Here are all my articles that have so far appeared on the web. The good, the bad, and the easily refutable:

From "The Republic of East Vancouver":

A piece about Science and Religion in which I unfortunately refer to economics as a science. Not because I think it is an exact science, but because some people treat it as though it were.

Here's a review of David Cayley's book, where he interviews Ivan Illich, the ex-communicated priest who believed that Western Civilization is fundamentally a perversion of the New Testament.

This article is still, probably, what I consider my best work. It's about how corporations are not, will not, and should not become "ethical" and/or "creative". They're meant to make money, and they should do just that, within reason (that is, regulation).

Here's my plug for Canadian writer Brian Fawcett, and his book Virtual Clearcut: Or, The Way Things Are In My Hometown.

I got the idea for this piece about Democracy and Education while riding the bus to school. See why.

And I got the idea for this article about Remembrance Day while taking a leak in a urinal. Curious?

Here's my most counterintuitive piece yet, in which I argue that apathy is a natural and noble political stance, given the state of today's politics (and activism).

For my college paper, "The Capilano Courier":

Since their website only went back up recently, all I have are these two article from the Spring 2008 term. One is about the NGO Brain Drain (a term I proudly coined), and the other is about my experience with SFU's Undergraduate Semester in Dialogue, about which I'll post a follow-up blog.

However, the University of Manitoba's student paper, The Manitoban, and the University of Lethbridge picked up an article of mine on the College-University Press (CUP) wire, about wartime rhetoric and governmental Orwellian Newspeak.

And for the Simon Fraser University paper, "The Peak":

My first article for a university paper, and it was a diss of student journalism. It elicited this response from someone who felt they needed to come to the defense of the idea of political revolution, which I had discounted as a sensible option in the initial article. So I responded with this article, explaining in more detail my distaste for the romantic and currently appealing, anti-establishment fad of revolution.

Here's a piece comparing John Ralston Saul and Brian Fawcett, two of my favorite (and two of Canada's most important) writers.

This is my rant about students not talking enough in class, and about classroom dynamics in general.

And here's my polemic against the assumption that art is mostly about self-expression.

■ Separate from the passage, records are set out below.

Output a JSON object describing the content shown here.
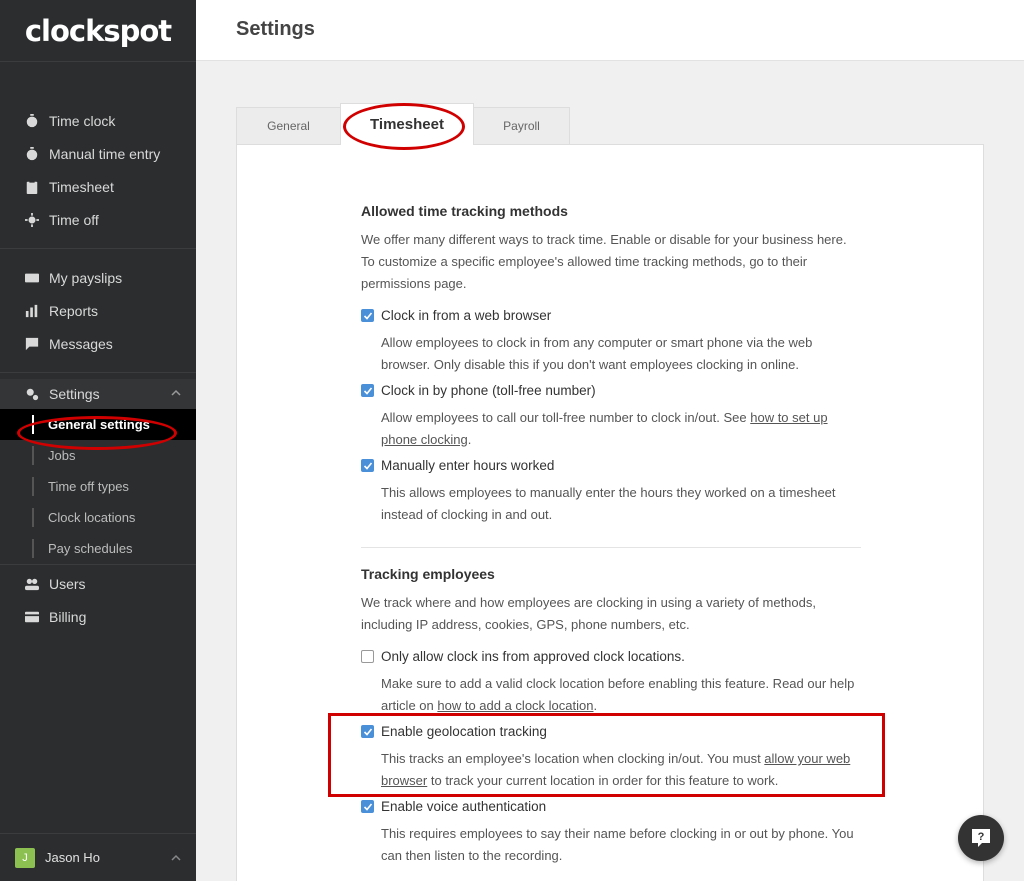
{
  "app": {
    "logo": "clockspot",
    "page_title": "Settings"
  },
  "sidebar": {
    "group1": [
      {
        "label": "Time clock",
        "icon": "stopwatch-icon"
      },
      {
        "label": "Manual time entry",
        "icon": "stopwatch-icon"
      },
      {
        "label": "Timesheet",
        "icon": "clipboard-icon"
      },
      {
        "label": "Time off",
        "icon": "sun-icon"
      }
    ],
    "group2": [
      {
        "label": "My payslips",
        "icon": "payslip-icon"
      },
      {
        "label": "Reports",
        "icon": "bar-chart-icon"
      },
      {
        "label": "Messages",
        "icon": "message-icon"
      }
    ],
    "settings": {
      "label": "Settings",
      "subitems": [
        "General settings",
        "Jobs",
        "Time off types",
        "Clock locations",
        "Pay schedules"
      ]
    },
    "users": "Users",
    "billing": "Billing",
    "user": {
      "initial": "J",
      "name": "Jason Ho"
    }
  },
  "tabs": [
    "General",
    "Timesheet",
    "Payroll"
  ],
  "sections": {
    "allowed": {
      "title": "Allowed time tracking methods",
      "description": "We offer many different ways to track time. Enable or disable for your business here. To customize a specific employee's allowed time tracking methods, go to their permissions page.",
      "options": [
        {
          "label": "Clock in from a web browser",
          "checked": true,
          "desc": "Allow employees to clock in from any computer or smart phone via the web browser. Only disable this if you don't want employees clocking in online."
        },
        {
          "label": "Clock in by phone (toll-free number)",
          "checked": true,
          "desc_pre": "Allow employees to call our toll-free number to clock in/out. See ",
          "desc_link": "how to set up phone clocking",
          "desc_post": "."
        },
        {
          "label": "Manually enter hours worked",
          "checked": true,
          "desc": "This allows employees to manually enter the hours they worked on a timesheet instead of clocking in and out."
        }
      ]
    },
    "tracking": {
      "title": "Tracking employees",
      "description": "We track where and how employees are clocking in using a variety of methods, including IP address, cookies, GPS, phone numbers, etc.",
      "options": [
        {
          "label": "Only allow clock ins from approved clock locations.",
          "checked": false,
          "desc_pre": "Make sure to add a valid clock location before enabling this feature. Read our help article on ",
          "desc_link": "how to add a clock location",
          "desc_post": "."
        },
        {
          "label": "Enable geolocation tracking",
          "checked": true,
          "desc_pre": "This tracks an employee's location when clocking in/out. You must ",
          "desc_link": "allow your web browser",
          "desc_post": " to track your current location in order for this feature to work."
        },
        {
          "label": "Enable voice authentication",
          "checked": true,
          "desc": "This requires employees to say their name before clocking in or out by phone. You can then listen to the recording."
        }
      ]
    }
  },
  "colors": {
    "sidebar_bg": "#2b2d2f",
    "accent": "#4a90d9",
    "highlight": "#d10000"
  }
}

Well, I think that's it. Please send thoughts, threats and refutations my way.

Your humble servant,
Matthew William Hogan

Baby's first Blog

Hey Friends,

Despite my snobbish reluctance, laziness, and e-igonorance, I've started a blog.

My plan here is to put up all the stuff that won't get publised elsewhere. But that makes it sound as though I'm a rebel writer, thinking and writing stuff that's too extreme for The Man. This isn't the case. This blog is the stuff that I simply can't (and probably shouldn't) get published elsewhere. But we'll see.

I'll be talking about everything from politics to reality TV, and from books to what happened to me that day on the street. I said "On Everything", and I meant it.

I'll also try to make the entries short, sweet, and, hopefully, entertaining. And your feedback, kind blog-reader, will be more than appreciated.

Your humble servant,
Matthew William Hogan